- Holistic Therapy – Beyond traditional therapy options, there are alternative therapies for those seeking more counseling. These include mind-body therapies (meditation), animal-assisted therapy, nature-based therapy, aromatherapy, and music therapy. Studies have found these therapies work great alongside traditional therapies. ¹⁶
- Lifestyle Changes – Just like our diets, our lifestyles can indicate how much stress we build. For people with high functioning anxiety, they may find themselves in a constant work grind that only leads to stress. It can help to develop certain habits, such as exercising, to help reduce stress and anxiety. ¹⁷
You may find a combination of traditional treatment methods and alternative coping mechanisms to be the most beneficial for you.

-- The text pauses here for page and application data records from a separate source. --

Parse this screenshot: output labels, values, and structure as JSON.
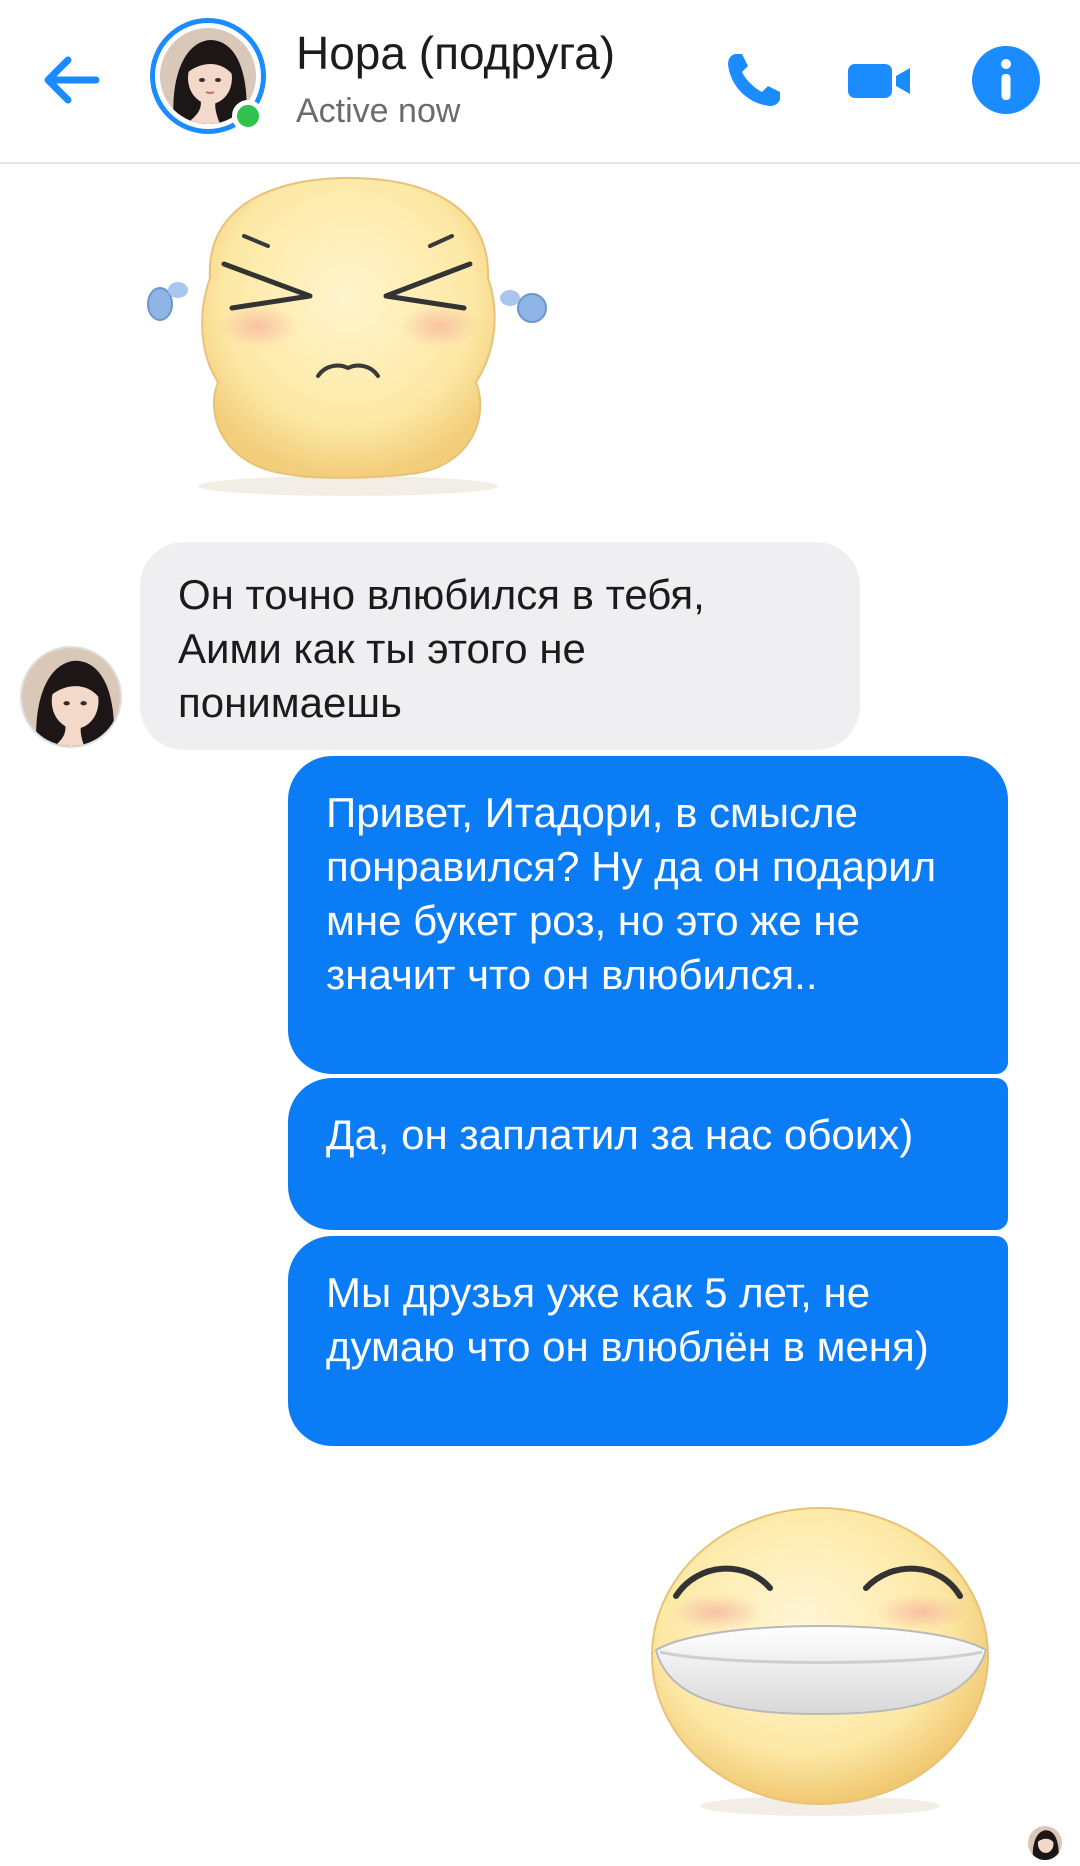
{
  "header": {
    "contact_name": "Нора (подруга)",
    "status": "Active now",
    "back_icon": "arrow-left-icon",
    "call_icon": "phone-icon",
    "video_icon": "video-camera-icon",
    "info_icon": "info-icon",
    "accent_color": "#1a8cff",
    "online_color": "#31c24d"
  },
  "messages": [
    {
      "type": "sticker",
      "direction": "incoming",
      "sticker": "crying-squint-emoji-sticker"
    },
    {
      "type": "text",
      "direction": "incoming",
      "text": "Он точно влюбился в тебя, Аими как ты этого не понимаешь"
    },
    {
      "type": "text",
      "direction": "outgoing",
      "text": "Привет, Итадори, в смысле понравился? Ну да он подарил мне букет роз, но это же не значит что он влюбился.."
    },
    {
      "type": "text",
      "direction": "outgoing",
      "text": "Да, он заплатил за нас обоих)"
    },
    {
      "type": "text",
      "direction": "outgoing",
      "text": "Мы друзья уже как 5 лет, не думаю что он влюблён в меня)"
    },
    {
      "type": "sticker",
      "direction": "outgoing",
      "sticker": "laughing-grin-emoji-sticker"
    }
  ],
  "colors": {
    "incoming_bubble": "#efeff1",
    "outgoing_bubble": "#0a7cf5"
  }
}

The difficulty with high functioning anxiety is the fact that you’re likely able to manage symptoms alongside your day-to-day life. With that, a mental health professional may not be able to diagnose you and give you the proper treatment. However, if you believe you struggle with this form of anxiety, it’s vital to seek out treatment options. Untreated high functioning anxiety could lead to worsening symptoms and eventually inhibit your day-to-day life.
If you’re unable to get the help you need from a doctor, you can still manage high functioning anxiety by enrolling in therapy, making lifestyle changes, and finding herbal alternatives as a substitute for medication.
Still have questions concerning high functioning anxiety?
We invite you to ask them in the comments section below. If you have any further knowledge to share – whether personal or professional – we’d also love to hear from you.
¹ HHS Public Access: The anxiety disorder spectrum
² Journal of geriatric psychiatry and neurology: Subclinical anxiety symptoms, sleep, and daytime dysfunction in older adults with insomnia
³ National Institute of Mental Health (NIMH): Anxiety Disorders
⁴ National Institute of Mental Health (NIMH): 5 Things You Should Know About Stress
⁵ Dialogues in clinical neuroscience: Genetics of generalized anxiety disorder and other traits
⁶ Annals of Gastroenterology: Psychological disorders in gastrointestinal disease
⁷ HHS Public Access: Anxiety disorders and cardiovascular disease
⁸ HHS Public Access: Anxiety and Anxiety Disorders in Children and Adolescents
⁹ HHS Public Access: Anxiety and Substance Abuse Disorders: A Review
¹⁰ The American Journal of Psychiatry: The Critical Relationship Between Anxiety and Depression
¹¹ Pharmacy and Therapeutics: Current Diagnosis and Treatment of Anxiety Disorders
¹² Dialogues in clinical neuroscience: Treatment of anxiety disorders
¹³ Dialogues in clinical neuroscience: Cognitive-behavioral therapy for anxiety disorders
¹⁴ International Journal of Endocrinology: Diet-Regulated Anxiety
¹⁵ Nutrition Journal (BMC): Nutritional and herbal supplements for anxiety and anxiety-related disorders
¹⁶ HHS Public Access: Use of Complementary and Alternative Medicine in a Large Sample of Anxiety Patients